### What is being asked
The answer must consist of every line from the data that holds "placeholder".

[Interface dataset entries]

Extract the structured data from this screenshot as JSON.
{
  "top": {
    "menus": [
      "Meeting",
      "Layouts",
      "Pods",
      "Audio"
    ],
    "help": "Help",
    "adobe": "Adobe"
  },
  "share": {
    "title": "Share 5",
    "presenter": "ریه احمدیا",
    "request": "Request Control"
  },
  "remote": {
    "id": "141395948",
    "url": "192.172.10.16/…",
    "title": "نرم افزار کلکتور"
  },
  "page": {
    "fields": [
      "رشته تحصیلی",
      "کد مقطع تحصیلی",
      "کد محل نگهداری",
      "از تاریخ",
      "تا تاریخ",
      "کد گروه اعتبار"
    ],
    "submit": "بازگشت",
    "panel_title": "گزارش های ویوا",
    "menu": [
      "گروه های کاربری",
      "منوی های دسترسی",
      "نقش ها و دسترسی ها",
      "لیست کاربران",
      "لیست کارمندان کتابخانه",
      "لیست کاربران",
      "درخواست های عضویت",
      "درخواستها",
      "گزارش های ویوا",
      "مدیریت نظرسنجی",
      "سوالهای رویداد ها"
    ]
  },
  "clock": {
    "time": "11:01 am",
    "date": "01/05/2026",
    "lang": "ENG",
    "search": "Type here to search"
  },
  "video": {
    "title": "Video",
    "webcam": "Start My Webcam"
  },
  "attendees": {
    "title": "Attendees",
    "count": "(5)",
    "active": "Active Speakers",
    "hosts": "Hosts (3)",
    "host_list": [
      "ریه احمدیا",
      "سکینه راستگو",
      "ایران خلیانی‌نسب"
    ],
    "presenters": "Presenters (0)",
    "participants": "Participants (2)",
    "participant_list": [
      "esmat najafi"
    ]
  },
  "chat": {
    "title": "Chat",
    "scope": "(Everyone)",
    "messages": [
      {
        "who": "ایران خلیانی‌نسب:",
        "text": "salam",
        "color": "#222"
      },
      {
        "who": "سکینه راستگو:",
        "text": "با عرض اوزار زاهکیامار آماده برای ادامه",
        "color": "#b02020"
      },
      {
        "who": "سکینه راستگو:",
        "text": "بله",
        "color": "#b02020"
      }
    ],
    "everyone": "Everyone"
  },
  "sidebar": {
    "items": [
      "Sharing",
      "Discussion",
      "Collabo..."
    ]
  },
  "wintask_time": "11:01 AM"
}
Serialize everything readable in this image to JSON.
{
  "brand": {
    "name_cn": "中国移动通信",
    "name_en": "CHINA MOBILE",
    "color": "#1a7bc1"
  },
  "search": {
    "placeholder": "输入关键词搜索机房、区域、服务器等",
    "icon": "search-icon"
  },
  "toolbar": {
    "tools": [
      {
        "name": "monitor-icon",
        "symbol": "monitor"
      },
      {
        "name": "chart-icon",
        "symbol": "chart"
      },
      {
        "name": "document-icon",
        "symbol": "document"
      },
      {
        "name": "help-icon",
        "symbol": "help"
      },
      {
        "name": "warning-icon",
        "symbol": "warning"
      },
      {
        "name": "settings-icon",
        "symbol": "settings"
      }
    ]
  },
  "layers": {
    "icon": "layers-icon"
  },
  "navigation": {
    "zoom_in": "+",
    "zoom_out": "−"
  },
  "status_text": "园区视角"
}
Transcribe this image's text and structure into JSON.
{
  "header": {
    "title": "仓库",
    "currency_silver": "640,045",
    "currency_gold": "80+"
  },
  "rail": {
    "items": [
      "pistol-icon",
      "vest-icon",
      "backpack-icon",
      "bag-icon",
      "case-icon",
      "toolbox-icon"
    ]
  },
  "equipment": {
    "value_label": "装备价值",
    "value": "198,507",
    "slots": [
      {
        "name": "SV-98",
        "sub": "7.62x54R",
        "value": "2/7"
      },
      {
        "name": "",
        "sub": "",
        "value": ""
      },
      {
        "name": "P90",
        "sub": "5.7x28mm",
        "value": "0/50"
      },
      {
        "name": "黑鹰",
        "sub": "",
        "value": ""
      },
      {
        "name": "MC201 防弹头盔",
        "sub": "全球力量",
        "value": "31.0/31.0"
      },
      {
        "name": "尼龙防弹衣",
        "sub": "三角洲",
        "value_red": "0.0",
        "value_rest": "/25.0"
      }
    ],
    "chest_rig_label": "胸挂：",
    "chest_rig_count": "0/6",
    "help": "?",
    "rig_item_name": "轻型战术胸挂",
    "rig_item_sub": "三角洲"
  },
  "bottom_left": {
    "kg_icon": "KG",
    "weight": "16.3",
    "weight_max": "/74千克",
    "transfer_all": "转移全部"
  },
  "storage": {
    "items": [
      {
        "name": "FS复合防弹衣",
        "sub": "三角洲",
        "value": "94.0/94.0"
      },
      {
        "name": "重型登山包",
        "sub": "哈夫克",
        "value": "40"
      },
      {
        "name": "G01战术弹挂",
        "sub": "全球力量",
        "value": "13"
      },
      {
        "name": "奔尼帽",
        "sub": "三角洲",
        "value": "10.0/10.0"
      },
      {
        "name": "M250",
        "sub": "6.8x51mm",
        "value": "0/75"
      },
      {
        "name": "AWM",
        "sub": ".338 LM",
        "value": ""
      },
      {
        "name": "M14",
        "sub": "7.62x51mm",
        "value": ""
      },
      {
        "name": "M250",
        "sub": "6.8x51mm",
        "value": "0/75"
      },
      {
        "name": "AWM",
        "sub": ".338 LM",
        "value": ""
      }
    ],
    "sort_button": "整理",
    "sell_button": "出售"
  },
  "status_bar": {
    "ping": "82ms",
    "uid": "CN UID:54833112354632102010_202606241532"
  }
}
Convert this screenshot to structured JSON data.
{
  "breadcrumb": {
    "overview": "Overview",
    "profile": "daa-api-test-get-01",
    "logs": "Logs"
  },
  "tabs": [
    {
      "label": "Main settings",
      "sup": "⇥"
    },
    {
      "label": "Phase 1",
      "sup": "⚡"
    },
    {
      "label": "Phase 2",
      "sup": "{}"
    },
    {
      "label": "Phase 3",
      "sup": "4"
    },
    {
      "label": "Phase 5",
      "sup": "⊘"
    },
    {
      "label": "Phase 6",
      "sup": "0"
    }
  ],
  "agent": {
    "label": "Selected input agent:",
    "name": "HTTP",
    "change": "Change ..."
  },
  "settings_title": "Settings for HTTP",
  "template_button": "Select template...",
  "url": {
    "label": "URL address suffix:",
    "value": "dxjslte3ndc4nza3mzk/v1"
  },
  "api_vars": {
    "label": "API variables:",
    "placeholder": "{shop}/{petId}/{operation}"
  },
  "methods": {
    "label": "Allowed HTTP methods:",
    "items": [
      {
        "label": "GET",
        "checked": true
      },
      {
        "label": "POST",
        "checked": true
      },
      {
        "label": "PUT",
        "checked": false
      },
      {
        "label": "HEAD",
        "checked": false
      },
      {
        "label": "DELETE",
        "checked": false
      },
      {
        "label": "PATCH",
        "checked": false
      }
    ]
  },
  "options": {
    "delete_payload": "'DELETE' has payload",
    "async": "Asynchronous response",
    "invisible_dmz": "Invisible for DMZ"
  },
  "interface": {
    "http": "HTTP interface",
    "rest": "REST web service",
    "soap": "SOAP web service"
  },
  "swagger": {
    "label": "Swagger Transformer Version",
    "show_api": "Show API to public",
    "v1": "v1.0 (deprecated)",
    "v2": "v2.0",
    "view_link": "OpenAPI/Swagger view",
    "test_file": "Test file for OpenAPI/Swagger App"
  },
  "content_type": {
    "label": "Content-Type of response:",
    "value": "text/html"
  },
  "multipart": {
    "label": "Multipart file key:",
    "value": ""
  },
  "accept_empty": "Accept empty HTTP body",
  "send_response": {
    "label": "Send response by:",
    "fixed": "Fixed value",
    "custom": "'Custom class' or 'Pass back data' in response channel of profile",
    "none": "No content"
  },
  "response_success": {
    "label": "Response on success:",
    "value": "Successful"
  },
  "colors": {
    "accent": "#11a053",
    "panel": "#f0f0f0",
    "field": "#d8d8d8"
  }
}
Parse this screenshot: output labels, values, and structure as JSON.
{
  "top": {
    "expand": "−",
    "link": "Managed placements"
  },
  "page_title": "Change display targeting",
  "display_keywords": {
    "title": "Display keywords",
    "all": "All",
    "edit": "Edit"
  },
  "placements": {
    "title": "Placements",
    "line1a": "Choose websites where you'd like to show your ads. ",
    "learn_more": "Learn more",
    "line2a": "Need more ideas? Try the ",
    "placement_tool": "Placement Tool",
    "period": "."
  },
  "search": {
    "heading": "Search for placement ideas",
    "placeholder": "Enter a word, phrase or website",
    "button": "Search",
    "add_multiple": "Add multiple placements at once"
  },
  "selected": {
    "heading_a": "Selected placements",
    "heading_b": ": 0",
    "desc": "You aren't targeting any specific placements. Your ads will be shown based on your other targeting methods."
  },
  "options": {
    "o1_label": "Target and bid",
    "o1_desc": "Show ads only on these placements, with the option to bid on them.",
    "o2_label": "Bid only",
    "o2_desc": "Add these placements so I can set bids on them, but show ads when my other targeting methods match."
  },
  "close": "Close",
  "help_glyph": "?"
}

### Exercise solution
    "placeholder": "输入关键词搜索机房、区域、服务器等",
    "placeholder": "{shop}/{petId}/{operation}"
    "placeholder": "Enter a word, phrase or website",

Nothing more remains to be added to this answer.